I placed third at Oregon Regionals. I used more or less the same team as I did at the MSS.
After the MSS I tried out Drifblim teams. I used Fini/Drifblim/Garchomp in the IC that was focused on setting up Tailwind and Swaggering Garchomp to facilitate sweeps. This was fun and while I did well with the team (22-4 in the IC) it didn’t seem like Regionals material. I could see a lot of flaws that my opponents weren’t exploiting due to the best of one setting.
When I saw teams similar to my MSS team picking up top finishes around the world I decided to try out these teams in order to understand how they played. I kept Koko, P2, Gigalith and Arcanine with a revolving door of Pokemon filling the last two slots. I didn’t like using the common stand-ins like Gyarados, Kartana or Lele. I also tried out a number of other Pokemon before coming to the conclusion that the original six were what worked best for me.

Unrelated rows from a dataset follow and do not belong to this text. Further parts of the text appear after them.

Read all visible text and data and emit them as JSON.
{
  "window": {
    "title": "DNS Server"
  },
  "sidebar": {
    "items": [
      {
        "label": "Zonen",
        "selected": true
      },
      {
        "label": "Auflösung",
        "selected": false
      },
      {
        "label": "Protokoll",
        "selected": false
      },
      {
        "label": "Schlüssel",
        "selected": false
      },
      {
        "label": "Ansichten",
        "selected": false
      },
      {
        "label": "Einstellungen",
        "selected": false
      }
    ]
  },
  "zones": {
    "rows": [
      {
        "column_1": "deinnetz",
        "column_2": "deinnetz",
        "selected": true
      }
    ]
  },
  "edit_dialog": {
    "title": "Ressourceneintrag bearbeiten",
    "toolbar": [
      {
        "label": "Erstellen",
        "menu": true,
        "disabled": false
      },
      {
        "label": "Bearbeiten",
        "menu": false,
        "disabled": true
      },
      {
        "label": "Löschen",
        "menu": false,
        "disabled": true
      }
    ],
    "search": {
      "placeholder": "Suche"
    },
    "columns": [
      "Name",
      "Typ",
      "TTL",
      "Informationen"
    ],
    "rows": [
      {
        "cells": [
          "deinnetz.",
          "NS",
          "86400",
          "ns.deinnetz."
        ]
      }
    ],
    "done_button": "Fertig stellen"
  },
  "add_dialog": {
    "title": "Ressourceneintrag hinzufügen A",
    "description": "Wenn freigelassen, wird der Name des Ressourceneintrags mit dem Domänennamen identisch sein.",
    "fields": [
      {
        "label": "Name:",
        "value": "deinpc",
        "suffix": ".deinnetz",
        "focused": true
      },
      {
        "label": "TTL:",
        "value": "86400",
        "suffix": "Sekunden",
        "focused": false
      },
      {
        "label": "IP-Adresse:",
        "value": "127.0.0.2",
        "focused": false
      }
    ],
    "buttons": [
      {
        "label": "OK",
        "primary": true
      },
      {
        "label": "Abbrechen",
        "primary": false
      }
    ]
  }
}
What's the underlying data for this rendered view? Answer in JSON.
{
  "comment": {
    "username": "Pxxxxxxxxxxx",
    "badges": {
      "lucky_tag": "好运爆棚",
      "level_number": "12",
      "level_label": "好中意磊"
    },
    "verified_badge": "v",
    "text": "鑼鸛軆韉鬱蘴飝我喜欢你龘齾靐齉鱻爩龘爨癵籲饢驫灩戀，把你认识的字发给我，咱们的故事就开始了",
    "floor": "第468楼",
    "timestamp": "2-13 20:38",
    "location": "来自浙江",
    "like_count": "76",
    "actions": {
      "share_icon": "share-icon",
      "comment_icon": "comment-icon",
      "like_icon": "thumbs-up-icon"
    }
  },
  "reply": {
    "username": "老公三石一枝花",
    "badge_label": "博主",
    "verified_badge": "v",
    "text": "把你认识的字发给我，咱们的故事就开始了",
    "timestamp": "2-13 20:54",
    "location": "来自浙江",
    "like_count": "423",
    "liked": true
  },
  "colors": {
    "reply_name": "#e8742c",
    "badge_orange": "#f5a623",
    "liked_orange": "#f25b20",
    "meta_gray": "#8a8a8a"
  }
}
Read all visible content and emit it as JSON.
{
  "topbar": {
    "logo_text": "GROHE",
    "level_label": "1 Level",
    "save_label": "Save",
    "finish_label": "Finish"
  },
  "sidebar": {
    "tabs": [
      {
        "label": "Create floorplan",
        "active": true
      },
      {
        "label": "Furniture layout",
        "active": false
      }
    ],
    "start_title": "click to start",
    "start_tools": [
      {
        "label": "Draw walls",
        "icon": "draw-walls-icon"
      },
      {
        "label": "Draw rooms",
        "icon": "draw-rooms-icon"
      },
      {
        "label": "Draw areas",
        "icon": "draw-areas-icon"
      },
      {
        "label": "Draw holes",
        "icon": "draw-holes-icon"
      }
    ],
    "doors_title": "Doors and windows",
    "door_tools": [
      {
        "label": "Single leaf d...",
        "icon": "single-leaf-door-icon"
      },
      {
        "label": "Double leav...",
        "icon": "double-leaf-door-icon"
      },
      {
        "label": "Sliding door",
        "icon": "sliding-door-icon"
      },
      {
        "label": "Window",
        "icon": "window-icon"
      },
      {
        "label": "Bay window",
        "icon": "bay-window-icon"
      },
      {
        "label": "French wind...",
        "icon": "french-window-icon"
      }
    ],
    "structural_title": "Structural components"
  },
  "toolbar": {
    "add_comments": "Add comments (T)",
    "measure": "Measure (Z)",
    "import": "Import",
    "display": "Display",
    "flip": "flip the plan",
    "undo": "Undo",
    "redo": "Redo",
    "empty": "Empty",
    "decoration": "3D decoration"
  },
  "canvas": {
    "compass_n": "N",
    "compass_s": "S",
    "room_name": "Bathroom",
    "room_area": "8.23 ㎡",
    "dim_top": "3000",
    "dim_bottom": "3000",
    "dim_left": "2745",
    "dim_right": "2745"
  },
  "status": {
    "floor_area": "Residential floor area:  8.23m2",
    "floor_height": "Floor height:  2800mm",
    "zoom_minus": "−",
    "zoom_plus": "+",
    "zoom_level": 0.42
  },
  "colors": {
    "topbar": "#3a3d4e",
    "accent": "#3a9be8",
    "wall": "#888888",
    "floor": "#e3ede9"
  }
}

At a glance this team looks very standard. What sets it apart is the defensive the more frail Pokemon are trained. Tapu Koko is known as the frail Tapu but I expect mine to survive pretty much any non Z-move. Garchomp and Celesteela survive common attacks that exploit their weaknesses. Porygon2, Arcanine and Gigalith are all super bulky by nature.
There was a Midseason Showdown in Vancouver last weekend. I made the trek from the island alone so I could chase those Championship Points.
I made the initial draft of this team about a month ago after the last PC. The starting point was Specs Koko and Helping Hand Arcanine which would allow me to OHKO Garchomp with Dazzling Gleam. I added Porygon2 and Gigalith as a Trick Room mode and tried a myriad of Pokemon in the last two slots.
In the weeks leading up to the MSS I noticed Rapha was using a similar team to what I was testing. We decided to collaborate to create the teams we would go on to take 2nd and T8. In this report I’d be listing my version of the team and Rapha will share his thoughts and where his team differed from mine.
I recently participated in an online grassroots tournament hosted by Sam Pandelis, with a $1500 cash prize for the winner to go to the Melbourne International. I managed to top cut, and while there was no prize for my finish, I still felt it was worth writing about.
This team of course, was taken from San Jose regional runner up Enosh, who I owe a big thank you for helping me and letting me use his team. I ended up changing a lot of details he had from San Jose, but the team remained fundamentally the same, and much of the changes I made were simply some personal preferences. Yejiang (@Yejiang_CHN) also topped the BattleSpot ladder with a similar structure, and I took some inspiration from watching some of his replays as well.
In other words: I am a team thief but I combined different ideas from different people to make it look a little less obvious that I am a team thief. I am a big fan of the team because I think its suits my playstyle well, and after playing 2016, I am so so so glad to again be able to use a team that has no attacks with imperfect accuracy (well, I had Guillotine, but that move is used far differently from the others)
I noticed that our viewership has spiked since Sun & Moon came out despite a lack of content. I figured I’d write about my initial thoughts on the format and my opinions on some of the Pokemon in the format.
I’m Demitri, or as I go by online, kingdjk. For the most part, I had a successful season last year, and I really only used one team with slight variations for the entirety of VGC ’15 (barring Worlds, where I made a pretty large change). I really love the team, and it has results behind it, so I thought a season report about it would be fun for me to write, and interesting for you guys to read. With the format finally coming to an end, I’d really like to share my experiences with it and my thoughts on the format. I finished in top 8 at Oregon Regionals, top 16 at Nationals, and went 3-3 at day one of Worlds.